ASSIGNMENT. Gather the lines from the material that contain "JSON".

+ + + +

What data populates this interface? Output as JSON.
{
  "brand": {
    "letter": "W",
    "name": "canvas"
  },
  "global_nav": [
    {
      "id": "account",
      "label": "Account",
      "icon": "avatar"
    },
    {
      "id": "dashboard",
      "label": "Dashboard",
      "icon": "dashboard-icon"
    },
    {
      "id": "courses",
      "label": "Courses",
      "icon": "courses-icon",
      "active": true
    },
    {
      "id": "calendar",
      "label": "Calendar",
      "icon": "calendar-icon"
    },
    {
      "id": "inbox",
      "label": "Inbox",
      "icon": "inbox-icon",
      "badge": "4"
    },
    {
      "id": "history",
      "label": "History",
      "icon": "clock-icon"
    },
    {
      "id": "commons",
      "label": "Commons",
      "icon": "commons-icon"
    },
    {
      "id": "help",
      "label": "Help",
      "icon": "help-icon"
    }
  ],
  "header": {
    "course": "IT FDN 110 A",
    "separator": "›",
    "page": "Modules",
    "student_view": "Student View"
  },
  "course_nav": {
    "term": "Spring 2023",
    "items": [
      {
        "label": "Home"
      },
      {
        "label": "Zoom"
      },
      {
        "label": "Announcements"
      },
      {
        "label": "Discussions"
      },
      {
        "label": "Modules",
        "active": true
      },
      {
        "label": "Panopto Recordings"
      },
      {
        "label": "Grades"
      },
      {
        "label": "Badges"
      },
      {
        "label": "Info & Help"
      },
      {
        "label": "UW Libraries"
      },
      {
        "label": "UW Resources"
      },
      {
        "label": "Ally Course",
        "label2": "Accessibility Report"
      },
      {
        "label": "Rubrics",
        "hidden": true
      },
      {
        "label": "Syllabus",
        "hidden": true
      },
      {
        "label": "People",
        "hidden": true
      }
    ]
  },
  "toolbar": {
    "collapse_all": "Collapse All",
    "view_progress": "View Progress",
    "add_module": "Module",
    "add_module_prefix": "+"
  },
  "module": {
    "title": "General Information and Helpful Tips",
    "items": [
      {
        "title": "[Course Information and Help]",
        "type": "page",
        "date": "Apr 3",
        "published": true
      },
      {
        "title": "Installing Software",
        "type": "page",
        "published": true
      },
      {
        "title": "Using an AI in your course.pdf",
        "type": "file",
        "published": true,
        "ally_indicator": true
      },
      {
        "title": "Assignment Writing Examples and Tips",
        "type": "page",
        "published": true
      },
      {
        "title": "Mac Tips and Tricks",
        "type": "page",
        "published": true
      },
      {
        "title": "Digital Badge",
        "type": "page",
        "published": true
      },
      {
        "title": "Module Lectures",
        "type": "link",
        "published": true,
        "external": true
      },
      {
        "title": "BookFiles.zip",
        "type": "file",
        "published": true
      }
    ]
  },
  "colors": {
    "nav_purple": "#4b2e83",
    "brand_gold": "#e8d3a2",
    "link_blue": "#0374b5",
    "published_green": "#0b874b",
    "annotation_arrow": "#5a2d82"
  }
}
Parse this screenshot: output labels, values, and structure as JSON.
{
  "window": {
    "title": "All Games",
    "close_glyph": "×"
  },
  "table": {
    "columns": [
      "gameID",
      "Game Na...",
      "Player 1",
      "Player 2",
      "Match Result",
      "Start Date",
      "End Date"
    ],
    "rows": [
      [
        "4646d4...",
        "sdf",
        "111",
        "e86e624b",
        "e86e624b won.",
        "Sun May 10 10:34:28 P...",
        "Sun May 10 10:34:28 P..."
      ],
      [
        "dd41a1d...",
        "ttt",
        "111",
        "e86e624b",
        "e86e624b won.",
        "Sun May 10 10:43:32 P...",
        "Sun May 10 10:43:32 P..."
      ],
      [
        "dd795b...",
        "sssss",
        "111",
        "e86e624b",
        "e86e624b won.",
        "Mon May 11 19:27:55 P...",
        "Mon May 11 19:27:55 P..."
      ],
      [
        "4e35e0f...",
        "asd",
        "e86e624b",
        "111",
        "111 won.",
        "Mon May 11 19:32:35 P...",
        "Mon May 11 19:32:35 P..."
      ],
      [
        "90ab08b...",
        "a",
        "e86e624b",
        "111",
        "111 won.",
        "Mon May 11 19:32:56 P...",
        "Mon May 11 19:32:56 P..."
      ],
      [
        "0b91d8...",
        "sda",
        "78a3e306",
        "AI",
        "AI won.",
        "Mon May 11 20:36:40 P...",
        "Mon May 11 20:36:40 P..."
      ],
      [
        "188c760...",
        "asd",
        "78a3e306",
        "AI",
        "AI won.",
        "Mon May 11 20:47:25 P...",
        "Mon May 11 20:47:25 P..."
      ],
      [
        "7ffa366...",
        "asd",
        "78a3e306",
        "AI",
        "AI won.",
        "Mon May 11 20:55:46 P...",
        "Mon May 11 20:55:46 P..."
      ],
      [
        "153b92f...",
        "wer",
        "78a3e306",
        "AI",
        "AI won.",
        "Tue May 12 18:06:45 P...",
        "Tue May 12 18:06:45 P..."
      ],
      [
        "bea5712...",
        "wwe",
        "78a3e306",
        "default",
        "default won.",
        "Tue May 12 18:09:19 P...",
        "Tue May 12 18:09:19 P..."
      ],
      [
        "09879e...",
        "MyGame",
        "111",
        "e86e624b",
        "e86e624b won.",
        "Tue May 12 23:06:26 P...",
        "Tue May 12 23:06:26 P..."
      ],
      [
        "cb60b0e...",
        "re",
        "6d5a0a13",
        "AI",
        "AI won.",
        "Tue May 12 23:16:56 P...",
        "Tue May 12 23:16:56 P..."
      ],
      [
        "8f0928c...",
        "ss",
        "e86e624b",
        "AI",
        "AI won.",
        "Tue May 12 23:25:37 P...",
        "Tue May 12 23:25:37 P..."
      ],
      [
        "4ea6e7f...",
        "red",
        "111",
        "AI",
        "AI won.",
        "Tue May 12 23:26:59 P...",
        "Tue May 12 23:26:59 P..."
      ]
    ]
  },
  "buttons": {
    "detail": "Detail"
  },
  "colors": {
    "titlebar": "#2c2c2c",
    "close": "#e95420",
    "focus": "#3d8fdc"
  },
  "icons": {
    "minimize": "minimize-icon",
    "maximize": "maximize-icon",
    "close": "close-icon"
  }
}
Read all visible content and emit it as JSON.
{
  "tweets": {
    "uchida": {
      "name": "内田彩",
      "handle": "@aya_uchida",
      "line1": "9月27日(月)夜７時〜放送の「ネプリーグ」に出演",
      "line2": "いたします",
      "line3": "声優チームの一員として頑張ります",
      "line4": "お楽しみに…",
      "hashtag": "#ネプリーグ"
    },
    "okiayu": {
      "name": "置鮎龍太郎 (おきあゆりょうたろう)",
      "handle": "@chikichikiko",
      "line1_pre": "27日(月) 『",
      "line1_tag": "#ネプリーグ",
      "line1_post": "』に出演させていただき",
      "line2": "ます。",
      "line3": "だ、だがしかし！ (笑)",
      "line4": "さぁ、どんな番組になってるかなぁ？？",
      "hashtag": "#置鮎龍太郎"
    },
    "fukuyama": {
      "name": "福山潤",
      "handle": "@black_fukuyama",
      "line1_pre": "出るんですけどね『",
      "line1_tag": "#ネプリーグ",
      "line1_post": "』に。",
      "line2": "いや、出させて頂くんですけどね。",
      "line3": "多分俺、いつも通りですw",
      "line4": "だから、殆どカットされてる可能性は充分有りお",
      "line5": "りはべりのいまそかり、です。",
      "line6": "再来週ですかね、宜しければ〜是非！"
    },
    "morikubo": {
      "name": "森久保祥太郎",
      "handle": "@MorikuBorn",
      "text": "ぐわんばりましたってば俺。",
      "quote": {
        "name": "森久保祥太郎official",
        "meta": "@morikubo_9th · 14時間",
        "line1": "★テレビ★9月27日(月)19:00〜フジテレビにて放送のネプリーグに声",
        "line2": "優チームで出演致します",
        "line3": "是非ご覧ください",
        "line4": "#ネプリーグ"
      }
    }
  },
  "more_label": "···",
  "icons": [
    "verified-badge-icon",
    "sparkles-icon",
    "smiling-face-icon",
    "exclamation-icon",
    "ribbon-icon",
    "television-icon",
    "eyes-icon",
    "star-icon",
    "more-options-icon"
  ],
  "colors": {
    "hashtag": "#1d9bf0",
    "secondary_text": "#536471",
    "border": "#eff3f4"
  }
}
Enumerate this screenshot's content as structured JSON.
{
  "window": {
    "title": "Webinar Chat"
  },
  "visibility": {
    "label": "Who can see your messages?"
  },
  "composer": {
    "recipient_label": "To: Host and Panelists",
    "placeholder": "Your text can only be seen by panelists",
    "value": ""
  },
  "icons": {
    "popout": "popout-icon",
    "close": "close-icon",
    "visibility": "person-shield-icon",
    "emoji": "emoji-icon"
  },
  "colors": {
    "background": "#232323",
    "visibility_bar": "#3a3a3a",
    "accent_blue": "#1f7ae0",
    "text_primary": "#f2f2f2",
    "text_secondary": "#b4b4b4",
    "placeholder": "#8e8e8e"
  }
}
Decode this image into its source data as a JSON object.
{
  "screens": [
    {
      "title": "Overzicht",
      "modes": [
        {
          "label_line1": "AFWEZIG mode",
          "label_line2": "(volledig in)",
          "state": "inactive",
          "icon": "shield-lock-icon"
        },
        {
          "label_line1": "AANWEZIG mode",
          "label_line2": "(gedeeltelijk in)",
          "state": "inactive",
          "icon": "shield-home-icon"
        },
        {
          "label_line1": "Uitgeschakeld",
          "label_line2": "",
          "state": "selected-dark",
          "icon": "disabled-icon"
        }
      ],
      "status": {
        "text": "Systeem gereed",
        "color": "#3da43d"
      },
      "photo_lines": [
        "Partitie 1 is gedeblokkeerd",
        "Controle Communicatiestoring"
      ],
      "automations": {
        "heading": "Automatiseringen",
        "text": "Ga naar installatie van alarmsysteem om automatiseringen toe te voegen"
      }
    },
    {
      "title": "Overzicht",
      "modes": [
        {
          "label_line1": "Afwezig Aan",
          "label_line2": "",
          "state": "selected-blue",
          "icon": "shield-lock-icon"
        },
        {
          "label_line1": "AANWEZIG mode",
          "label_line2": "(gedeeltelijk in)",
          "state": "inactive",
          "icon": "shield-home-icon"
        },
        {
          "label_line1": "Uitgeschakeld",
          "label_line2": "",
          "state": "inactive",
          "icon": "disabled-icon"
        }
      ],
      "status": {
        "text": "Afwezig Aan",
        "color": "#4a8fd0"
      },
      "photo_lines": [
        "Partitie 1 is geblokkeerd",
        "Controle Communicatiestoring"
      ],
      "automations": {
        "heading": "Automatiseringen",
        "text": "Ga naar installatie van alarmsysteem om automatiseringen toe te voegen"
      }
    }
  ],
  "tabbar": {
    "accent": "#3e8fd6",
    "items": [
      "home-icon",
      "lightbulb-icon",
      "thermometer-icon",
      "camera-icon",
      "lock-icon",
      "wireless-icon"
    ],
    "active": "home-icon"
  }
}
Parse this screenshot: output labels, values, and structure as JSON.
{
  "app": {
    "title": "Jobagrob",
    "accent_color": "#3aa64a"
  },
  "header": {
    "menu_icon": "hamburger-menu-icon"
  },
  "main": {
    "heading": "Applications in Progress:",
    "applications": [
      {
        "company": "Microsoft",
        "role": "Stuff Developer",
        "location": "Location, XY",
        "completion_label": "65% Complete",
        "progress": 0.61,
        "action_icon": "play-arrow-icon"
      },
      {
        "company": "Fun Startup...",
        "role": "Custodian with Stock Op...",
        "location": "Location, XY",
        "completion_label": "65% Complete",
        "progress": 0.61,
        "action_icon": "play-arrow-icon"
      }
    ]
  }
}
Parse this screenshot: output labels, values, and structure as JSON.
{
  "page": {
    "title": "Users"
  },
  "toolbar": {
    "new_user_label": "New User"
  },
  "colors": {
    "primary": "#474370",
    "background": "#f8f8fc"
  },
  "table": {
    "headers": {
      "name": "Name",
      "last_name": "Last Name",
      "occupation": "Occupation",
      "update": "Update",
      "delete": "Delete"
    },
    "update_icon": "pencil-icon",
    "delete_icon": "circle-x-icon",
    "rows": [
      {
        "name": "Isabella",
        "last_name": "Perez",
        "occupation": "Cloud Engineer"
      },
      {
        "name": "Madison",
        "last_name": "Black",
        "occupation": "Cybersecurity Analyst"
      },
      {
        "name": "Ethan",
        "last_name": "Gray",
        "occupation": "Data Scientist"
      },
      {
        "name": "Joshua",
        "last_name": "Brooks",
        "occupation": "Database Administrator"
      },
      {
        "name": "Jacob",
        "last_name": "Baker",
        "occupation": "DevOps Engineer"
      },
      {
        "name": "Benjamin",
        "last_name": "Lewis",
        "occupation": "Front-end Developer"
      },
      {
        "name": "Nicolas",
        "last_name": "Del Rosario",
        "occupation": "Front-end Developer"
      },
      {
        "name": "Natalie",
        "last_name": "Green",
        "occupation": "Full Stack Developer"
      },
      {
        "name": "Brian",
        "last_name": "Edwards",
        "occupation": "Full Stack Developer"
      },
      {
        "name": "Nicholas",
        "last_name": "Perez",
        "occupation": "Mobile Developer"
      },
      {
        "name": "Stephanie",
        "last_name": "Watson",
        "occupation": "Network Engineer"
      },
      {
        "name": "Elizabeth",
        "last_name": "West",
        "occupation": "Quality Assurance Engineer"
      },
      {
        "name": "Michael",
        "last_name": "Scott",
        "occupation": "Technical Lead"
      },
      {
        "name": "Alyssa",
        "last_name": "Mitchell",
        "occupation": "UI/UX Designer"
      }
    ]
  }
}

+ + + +

ANSWER BELOW.
What data populates this interface? Output as JSON.
Parse this screenshot: output labels, values, and structure as JSON.
Read all visible content and emit it as JSON.
Enumerate this screenshot's content as structured JSON.
Decode this image into its source data as a JSON object.
Parse this screenshot: output labels, values, and structure as JSON.
Parse this screenshot: output labels, values, and structure as JSON.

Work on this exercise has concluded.